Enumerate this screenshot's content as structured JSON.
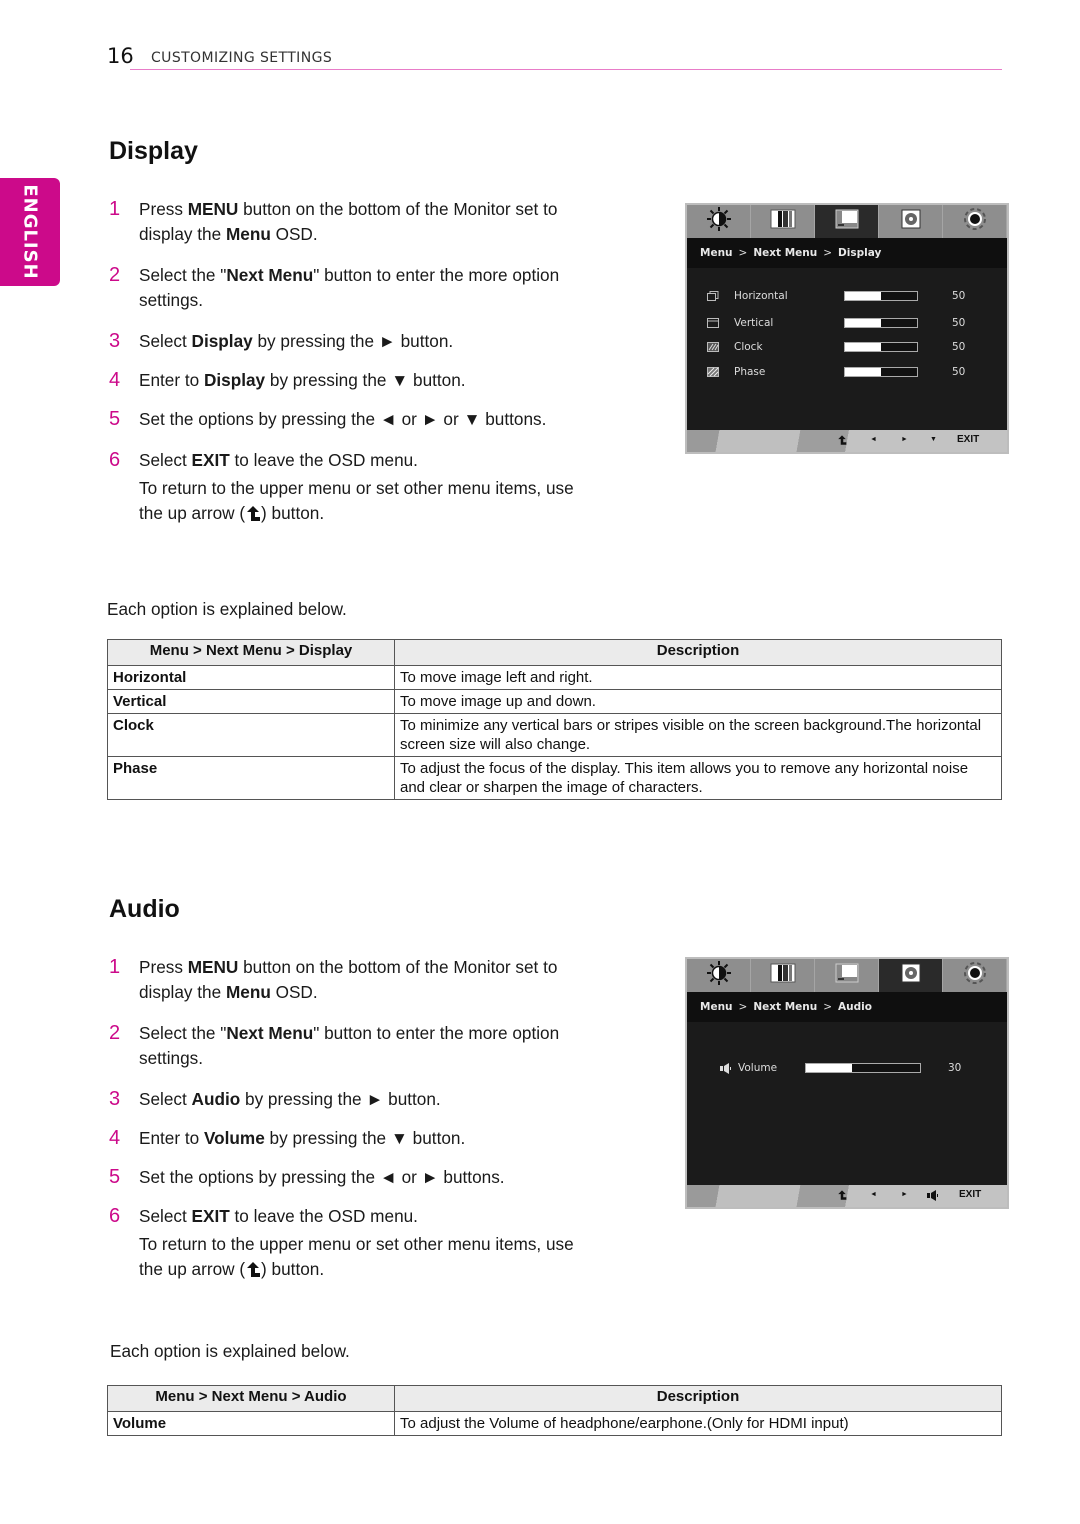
{
  "header": {
    "page_number": "16",
    "chapter": "CUSTOMIZING SETTINGS",
    "language_tab": "ENGLISH"
  },
  "colors": {
    "accent": "#cc0a8a",
    "rule": "#e87cc8"
  },
  "display": {
    "title": "Display",
    "steps": [
      {
        "num": "1",
        "parts": [
          "Press ",
          "MENU",
          " button on the bottom of the Monitor set to display the ",
          "Menu",
          " OSD."
        ]
      },
      {
        "num": "2",
        "parts": [
          "Select the \"",
          "Next Menu",
          "\" button to enter the more option settings."
        ]
      },
      {
        "num": "3",
        "parts": [
          "Select ",
          "Display",
          " by pressing the ► button."
        ]
      },
      {
        "num": "4",
        "parts": [
          "Enter to ",
          "Display",
          " by pressing the ▼ button."
        ]
      },
      {
        "num": "5",
        "parts": [
          "Set the options by pressing the ◄ or ► or ▼ buttons."
        ]
      },
      {
        "num": "6",
        "parts": [
          "Select ",
          "EXIT",
          " to leave the OSD menu."
        ]
      }
    ],
    "return_note_pre": "To return to the upper menu or set other menu items, use the up arrow (",
    "return_note_post": ") button.",
    "explain": "Each option is explained below.",
    "table": {
      "headers": [
        "Menu > Next Menu > Display",
        "Description"
      ],
      "rows": [
        {
          "key": "Horizontal",
          "desc": "To move image left and right."
        },
        {
          "key": "Vertical",
          "desc": "To move image up and down."
        },
        {
          "key": "Clock",
          "desc": "To minimize any vertical bars or stripes visible on the screen background.The horizontal screen size will also change."
        },
        {
          "key": "Phase",
          "desc": "To adjust the focus of the display. This item allows you to remove any horizontal noise and clear or sharpen the image of characters."
        }
      ]
    },
    "osd": {
      "tabs": [
        "brightness-icon",
        "color-bars-icon",
        "display-icon",
        "audio-icon",
        "settings-gear-icon"
      ],
      "active_tab": 2,
      "crumb": [
        "Menu",
        "Next Menu",
        "Display"
      ],
      "items": [
        {
          "label": "Horizontal",
          "value": "50",
          "fraction": 0.5
        },
        {
          "label": "Vertical",
          "value": "50",
          "fraction": 0.5
        },
        {
          "label": "Clock",
          "value": "50",
          "fraction": 0.5
        },
        {
          "label": "Phase",
          "value": "50",
          "fraction": 0.5
        }
      ],
      "footer": {
        "up": "up-arrow-icon",
        "left": "◄",
        "right": "►",
        "down": "▼",
        "exit": "EXIT"
      }
    }
  },
  "audio": {
    "title": "Audio",
    "steps": [
      {
        "num": "1",
        "parts": [
          "Press ",
          "MENU",
          " button on the bottom of the Monitor set to display the ",
          "Menu",
          " OSD."
        ]
      },
      {
        "num": "2",
        "parts": [
          "Select the \"",
          "Next Menu",
          "\" button to enter the more option settings."
        ]
      },
      {
        "num": "3",
        "parts": [
          "Select ",
          "Audio",
          " by pressing the ► button."
        ]
      },
      {
        "num": "4",
        "parts": [
          "Enter to ",
          "Volume",
          " by pressing the ▼ button."
        ]
      },
      {
        "num": "5",
        "parts": [
          "Set the options by pressing the ◄ or ► buttons."
        ]
      },
      {
        "num": "6",
        "parts": [
          "Select ",
          "EXIT",
          " to leave the OSD menu."
        ]
      }
    ],
    "return_note_pre": "To return to the upper menu or set other menu items, use the up arrow (",
    "return_note_post": ") button.",
    "explain": "Each option is explained below.",
    "table": {
      "headers": [
        "Menu > Next Menu > Audio",
        "Description"
      ],
      "rows": [
        {
          "key": "Volume",
          "desc": "To adjust the Volume of headphone/earphone.(Only for HDMI input)"
        }
      ]
    },
    "osd": {
      "tabs": [
        "brightness-icon",
        "color-bars-icon",
        "display-icon",
        "audio-icon",
        "settings-gear-icon"
      ],
      "active_tab": 3,
      "crumb": [
        "Menu",
        "Next Menu",
        "Audio"
      ],
      "items": [
        {
          "label": "Volume",
          "value": "30",
          "fraction": 0.3
        }
      ],
      "footer": {
        "up": "up-arrow-icon",
        "left": "◄",
        "right": "►",
        "volume": "speaker-icon",
        "exit": "EXIT"
      }
    }
  }
}
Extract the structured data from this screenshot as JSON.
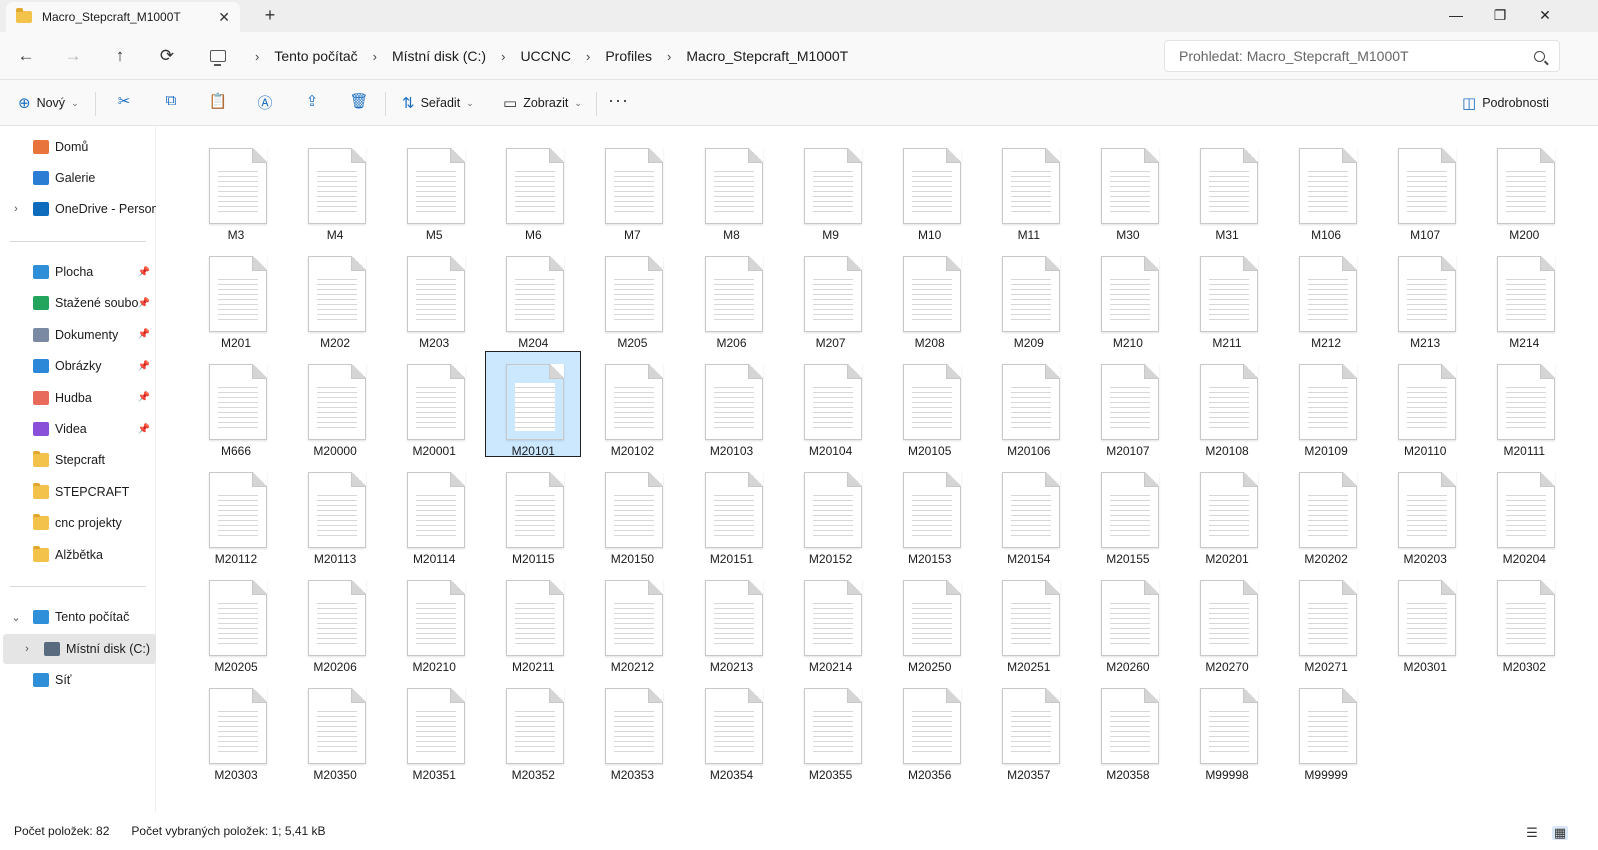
{
  "window": {
    "tab_title": "Macro_Stepcraft_M1000T",
    "tab_close": "✕",
    "new_tab": "+",
    "minimize": "—",
    "maximize": "❐",
    "close": "✕"
  },
  "nav": {
    "back": "←",
    "forward": "→",
    "up": "↑",
    "refresh": "⟳"
  },
  "breadcrumbs": [
    "Tento počítač",
    "Místní disk (C:)",
    "UCCNC",
    "Profiles",
    "Macro_Stepcraft_M1000T"
  ],
  "breadcrumb_separator": "›",
  "search": {
    "placeholder": "Prohledat: Macro_Stepcraft_M1000T"
  },
  "toolbar": {
    "new_label": "Nový",
    "sort_label": "Seřadit",
    "view_label": "Zobrazit",
    "more_label": "···",
    "details_label": "Podrobnosti",
    "icons": [
      "cut-icon",
      "copy-icon",
      "paste-icon",
      "rename-icon",
      "share-icon",
      "delete-icon"
    ]
  },
  "sidebar": {
    "quick": [
      {
        "label": "Domů",
        "icon": "home-icon",
        "color": "#e8743b"
      },
      {
        "label": "Galerie",
        "icon": "gallery-icon",
        "color": "#2b7cd3"
      },
      {
        "label": "OneDrive - Persona",
        "icon": "onedrive-icon",
        "color": "#0f6cbd",
        "expandable": true
      }
    ],
    "pinned": [
      {
        "label": "Plocha",
        "icon": "desktop-icon",
        "color": "#2f8fd8"
      },
      {
        "label": "Stažené soubory",
        "icon": "download-icon",
        "color": "#22a45d"
      },
      {
        "label": "Dokumenty",
        "icon": "documents-icon",
        "color": "#7a8aa3"
      },
      {
        "label": "Obrázky",
        "icon": "pictures-icon",
        "color": "#2b88d8"
      },
      {
        "label": "Hudba",
        "icon": "music-icon",
        "color": "#e86a5a"
      },
      {
        "label": "Videa",
        "icon": "videos-icon",
        "color": "#8a4fd8"
      }
    ],
    "folders": [
      "Stepcraft",
      "STEPCRAFT",
      "cnc projekty",
      "Alžbětka"
    ],
    "computer": [
      {
        "label": "Tento počítač",
        "icon": "computer-icon",
        "color": "#2f8fd8",
        "expanded": true
      },
      {
        "label": "Místní disk (C:)",
        "icon": "drive-icon",
        "color": "#5a6b80",
        "selected": true
      },
      {
        "label": "Síť",
        "icon": "network-icon",
        "color": "#2f8fd8"
      }
    ]
  },
  "files": [
    "M3",
    "M4",
    "M5",
    "M6",
    "M7",
    "M8",
    "M9",
    "M10",
    "M11",
    "M30",
    "M31",
    "M106",
    "M107",
    "M200",
    "M201",
    "M202",
    "M203",
    "M204",
    "M205",
    "M206",
    "M207",
    "M208",
    "M209",
    "M210",
    "M211",
    "M212",
    "M213",
    "M214",
    "M666",
    "M20000",
    "M20001",
    "M20101",
    "M20102",
    "M20103",
    "M20104",
    "M20105",
    "M20106",
    "M20107",
    "M20108",
    "M20109",
    "M20110",
    "M20111",
    "M20112",
    "M20113",
    "M20114",
    "M20115",
    "M20150",
    "M20151",
    "M20152",
    "M20153",
    "M20154",
    "M20155",
    "M20201",
    "M20202",
    "M20203",
    "M20204",
    "M20205",
    "M20206",
    "M20210",
    "M20211",
    "M20212",
    "M20213",
    "M20214",
    "M20250",
    "M20251",
    "M20260",
    "M20270",
    "M20271",
    "M20301",
    "M20302",
    "M20303",
    "M20350",
    "M20351",
    "M20352",
    "M20353",
    "M20354",
    "M20355",
    "M20356",
    "M20357",
    "M20358",
    "M99998",
    "M99999"
  ],
  "selected_file": "M20101",
  "status": {
    "item_count": "Počet položek: 82",
    "selected_info": "Počet vybraných položek: 1; 5,41 kB"
  },
  "colors": {
    "accent": "#1b6ec2",
    "selection": "#cce8ff",
    "folder": "#f2c24a"
  }
}
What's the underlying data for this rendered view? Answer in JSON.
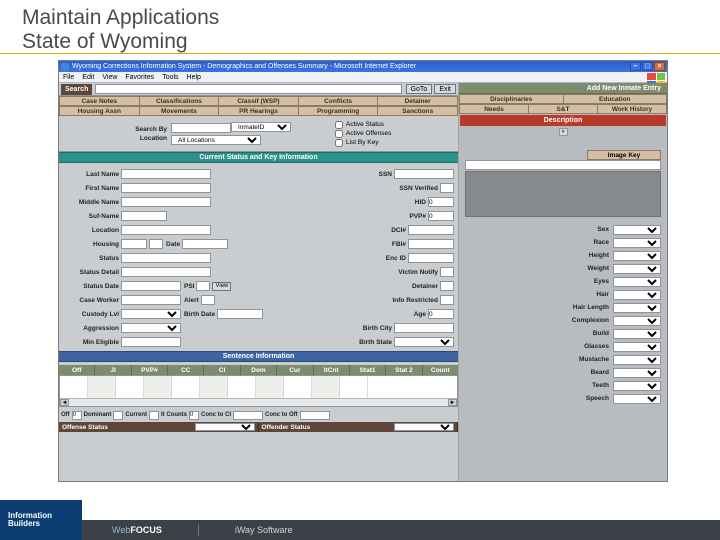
{
  "slide": {
    "line1": "Maintain Applications",
    "line2": "State of Wyoming"
  },
  "window": {
    "title": "Wyoming Corrections Information System - Demographics and Offenses Summary - Microsoft Internet Explorer",
    "menu": [
      "File",
      "Edit",
      "View",
      "Favorites",
      "Tools",
      "Help"
    ]
  },
  "toolbar": {
    "search_label": "Search",
    "search_value": "",
    "goto_btn": "GoTo",
    "exit_btn": "Exit",
    "add_row": "Add New Inmate Entry"
  },
  "tabs_left_row1": [
    "Case Notes",
    "Classifications",
    "Classif (WSP)",
    "Conflicts",
    "Detainer"
  ],
  "tabs_left_row2": [
    "Housing Assn",
    "Movements",
    "PR Hearings",
    "Programming",
    "Sanctions"
  ],
  "tabs_right_row1": [
    "Disciplinaries",
    "Education"
  ],
  "tabs_right_row2": [
    "Needs",
    "S&T",
    "Work History"
  ],
  "filter": {
    "search_by_label": "Search By",
    "search_by_value": "InmateID",
    "location_label": "Location",
    "location_value": "All Locations",
    "chk_active_status": "Active Status",
    "chk_active_offenses": "Active Offenses",
    "chk_list_by_key": "List By Key"
  },
  "sections": {
    "current_status": "Current Status and Key Information",
    "sentence_info": "Sentence Information",
    "description": "Description"
  },
  "fields": {
    "last_name": "Last Name",
    "ssn": "SSN",
    "first_name": "First Name",
    "ssn_verified": "SSN Verified",
    "middle_name": "Middle Name",
    "hid": "HID",
    "id_val": "0",
    "suffix": "Suf-Name",
    "pvp": "PVP#",
    "pvp_val": "0",
    "location": "Location",
    "dci": "DCI#",
    "housing": "Housing",
    "date": "Date",
    "fbi": "FBI#",
    "status": "Status",
    "encid": "Enc ID",
    "status_detail": "Status Detail",
    "victim_notify": "Victim Notify",
    "status_date": "Status Date",
    "psi": "PSI",
    "view_btn": "View",
    "detainer": "Detainer",
    "case_worker": "Case Worker",
    "alert": "Alert",
    "info_restricted": "Info Restricted",
    "custody_lvl": "Custody Lvl",
    "birth_date": "Birth Date",
    "age": "Age",
    "age_val": "0",
    "aggression": "Aggression",
    "birth_city": "Birth City",
    "min_eligible": "Min Eligible",
    "birth_state": "Birth State",
    "image_key": "Image Key"
  },
  "sent_grid_cols": [
    "Off",
    "JI",
    "PVP#",
    "CC",
    "CI",
    "Dom",
    "Cur",
    "ItCnt",
    "Stat1",
    "Stat 2",
    "Count"
  ],
  "foot": {
    "off": "Off",
    "off_val": "0",
    "dominant": "Dominant",
    "current": "Current",
    "itcounts": "It Counts",
    "itcounts_val": "0",
    "conc_ci": "Conc to CI",
    "conc_off": "Conc to Off"
  },
  "status_row": {
    "offense_status": "Offense Status",
    "offender_status": "Offender Status"
  },
  "traits": [
    "Sex",
    "Race",
    "Height",
    "Weight",
    "Eyes",
    "Hair",
    "Hair Length",
    "Complexion",
    "Build",
    "Glasses",
    "Mustache",
    "Beard",
    "Teeth",
    "Speech"
  ],
  "vendors": {
    "ib1": "Information",
    "ib2": "Builders",
    "wf": "WebFOCUS",
    "iway": "iWay Software"
  }
}
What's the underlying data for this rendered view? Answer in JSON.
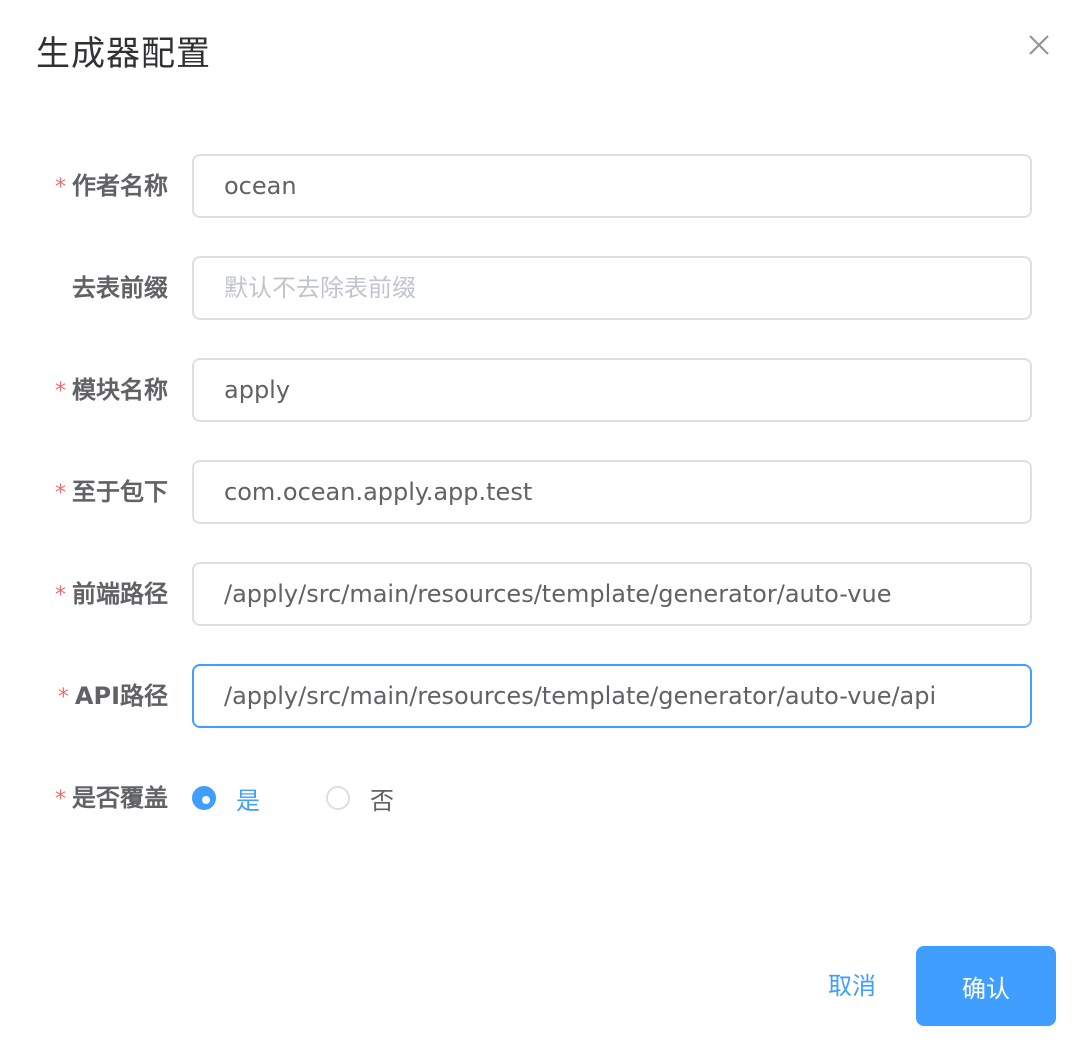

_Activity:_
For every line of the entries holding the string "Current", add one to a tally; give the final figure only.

_Exercise result:_
2